#### Data section ####
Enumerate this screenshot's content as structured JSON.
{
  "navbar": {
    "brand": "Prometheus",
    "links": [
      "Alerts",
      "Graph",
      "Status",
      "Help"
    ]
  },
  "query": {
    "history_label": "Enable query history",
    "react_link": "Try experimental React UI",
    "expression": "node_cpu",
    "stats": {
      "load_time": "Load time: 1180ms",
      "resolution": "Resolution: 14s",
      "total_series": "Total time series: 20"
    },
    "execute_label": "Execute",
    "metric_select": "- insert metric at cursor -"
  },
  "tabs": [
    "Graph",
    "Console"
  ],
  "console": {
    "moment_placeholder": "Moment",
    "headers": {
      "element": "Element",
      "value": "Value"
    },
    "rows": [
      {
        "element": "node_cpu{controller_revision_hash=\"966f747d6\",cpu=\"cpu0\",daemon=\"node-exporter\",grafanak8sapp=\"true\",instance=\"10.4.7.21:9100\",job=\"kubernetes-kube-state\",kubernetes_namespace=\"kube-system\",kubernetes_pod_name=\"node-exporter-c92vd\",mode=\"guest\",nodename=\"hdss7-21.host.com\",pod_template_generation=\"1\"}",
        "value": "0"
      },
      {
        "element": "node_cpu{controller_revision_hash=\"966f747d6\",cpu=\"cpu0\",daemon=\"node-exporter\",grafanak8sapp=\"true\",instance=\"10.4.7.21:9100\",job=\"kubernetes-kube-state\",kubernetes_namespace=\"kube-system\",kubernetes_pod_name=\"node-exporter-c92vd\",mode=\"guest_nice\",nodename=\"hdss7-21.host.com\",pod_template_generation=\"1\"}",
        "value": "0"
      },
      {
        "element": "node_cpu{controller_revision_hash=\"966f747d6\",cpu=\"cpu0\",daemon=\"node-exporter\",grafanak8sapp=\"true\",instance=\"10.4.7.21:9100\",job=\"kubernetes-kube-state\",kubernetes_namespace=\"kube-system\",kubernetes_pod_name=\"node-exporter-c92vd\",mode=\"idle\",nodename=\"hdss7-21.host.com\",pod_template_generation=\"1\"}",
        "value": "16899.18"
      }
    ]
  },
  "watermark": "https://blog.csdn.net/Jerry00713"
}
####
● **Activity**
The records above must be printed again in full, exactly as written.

● **Answer box**
Enumerate this screenshot's content as structured JSON.
{
  "navbar": {
    "brand": "Prometheus",
    "links": [
      "Alerts",
      "Graph",
      "Status",
      "Help"
    ]
  },
  "query": {
    "history_label": "Enable query history",
    "react_link": "Try experimental React UI",
    "expression": "node_cpu",
    "stats": {
      "load_time": "Load time: 1180ms",
      "resolution": "Resolution: 14s",
      "total_series": "Total time series: 20"
    },
    "execute_label": "Execute",
    "metric_select": "- insert metric at cursor -"
  },
  "tabs": [
    "Graph",
    "Console"
  ],
  "console": {
    "moment_placeholder": "Moment",
    "headers": {
      "element": "Element",
      "value": "Value"
    },
    "rows": [
      {
        "element": "node_cpu{controller_revision_hash=\"966f747d6\",cpu=\"cpu0\",daemon=\"node-exporter\",grafanak8sapp=\"true\",instance=\"10.4.7.21:9100\",job=\"kubernetes-kube-state\",kubernetes_namespace=\"kube-system\",kubernetes_pod_name=\"node-exporter-c92vd\",mode=\"guest\",nodename=\"hdss7-21.host.com\",pod_template_generation=\"1\"}",
        "value": "0"
      },
      {
        "element": "node_cpu{controller_revision_hash=\"966f747d6\",cpu=\"cpu0\",daemon=\"node-exporter\",grafanak8sapp=\"true\",instance=\"10.4.7.21:9100\",job=\"kubernetes-kube-state\",kubernetes_namespace=\"kube-system\",kubernetes_pod_name=\"node-exporter-c92vd\",mode=\"guest_nice\",nodename=\"hdss7-21.host.com\",pod_template_generation=\"1\"}",
        "value": "0"
      },
      {
        "element": "node_cpu{controller_revision_hash=\"966f747d6\",cpu=\"cpu0\",daemon=\"node-exporter\",grafanak8sapp=\"true\",instance=\"10.4.7.21:9100\",job=\"kubernetes-kube-state\",kubernetes_namespace=\"kube-system\",kubernetes_pod_name=\"node-exporter-c92vd\",mode=\"idle\",nodename=\"hdss7-21.host.com\",pod_template_generation=\"1\"}",
        "value": "16899.18"
      }
    ]
  },
  "watermark": "https://blog.csdn.net/Jerry00713"
}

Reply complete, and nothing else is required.